Water-based lubes offer a smooth, frictionless motion, without the gooey residue of oil-based formulations and they can easily be mixed from all-natural, organic ingredients. Since these products use water as their main ingredient, they are quickly absorbed into the body tissue and need to be reapplied frequently. This brings up an interesting point as far as absorption. The fact that these types of lubricants are quickly absorbed through the skin and mucus membranes makes it very important to be certain that these are not allowing harmful chemicals into the body. This is why I highly recommend only using only 100 percent natural water-based formulas such as Firefly, Yes, Sylk, and Good Clean Love (see below).

Top Water-Based Personal Lubricants

Firefly personal lubricant uses 100 percent all-natural ingredients, plus adds in the soothing, healing extract of aloe vera. It is safe with all types of condoms (silicone, rubber, latex), and is actually fairly long-lasting as natural formulations go.

Yes Lubricant

Yes lubricant is a fairly tried and true formulation for couples. It is 100 percent natural and also includes organic ingredients. Yes also offers an oil-based (from plants) formula, though I still recommend using the water-based for most circumstances.

Sylk Personal Lubricant

Sylk is another 100 percent natural (no chemicals or fragrances), water-based option made from Kiwifruit vine extract. It promises not to cause irritation and is said to be as close to the real thing as you can find in a bottle (just remember to recycle that bottle when you're finished with it).

Good Clean Love

Even dirty girls will like Good Clean Love. The line includes two formulations that add extra stimulation without any harsh chemicals by adding peppermint and cinnamon.

Note on Spermicides, and Novelty Brands

Many lubricants used to have some sort of spermicide added into them, and one of the most common was Nonoxynol-9 (N-9). While it was originally marketed to provide protection against HIV, STDs, and becoming pregnant, research by UNAIDS has found that it provides absolutely no protection from any of these when used by itself. N-9 has been shown to cause irritation in women, which is why most manufacturers do not use it anymore. It is only recommended to use spermicides if you are using a diaphragm as your main source of birth control.

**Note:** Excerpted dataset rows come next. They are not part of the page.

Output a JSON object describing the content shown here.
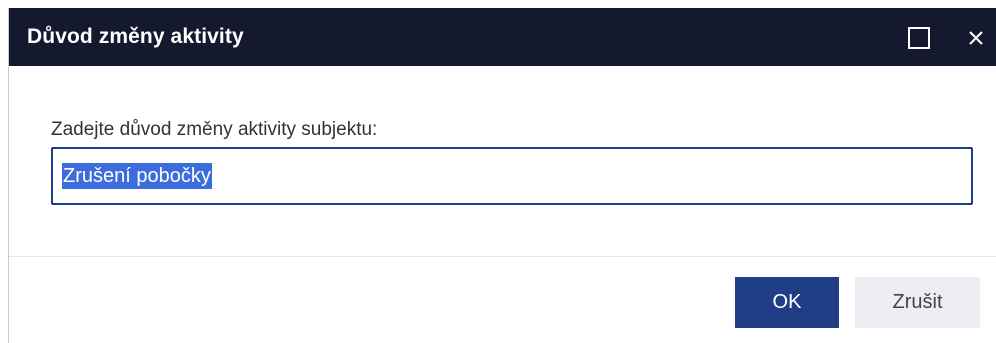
{
  "dialog": {
    "title": "Důvod změny aktivity",
    "prompt": "Zadejte důvod změny aktivity subjektu:",
    "input_value": "Zrušení pobočky",
    "ok_label": "OK",
    "cancel_label": "Zrušit",
    "icons": {
      "maximize": "maximize-icon",
      "close": "close-icon"
    }
  },
  "colors": {
    "titlebar": "#14192e",
    "primary_button": "#1f3e86",
    "secondary_button": "#eceef3",
    "selection": "#3b6edc"
  }
}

Novelty lubes are essentially gimmicks meant to catch consumer attention. You should know that the extra ingredients used to create warming, tingling, glowing, or other sensations are more likely to contain harmful chemicals and can lessen the effect of a product's lubricating properties.

Whatever lube you choose, there are tons of good options on the market now so keep an eye out for water or silicon lubes that meet your needs.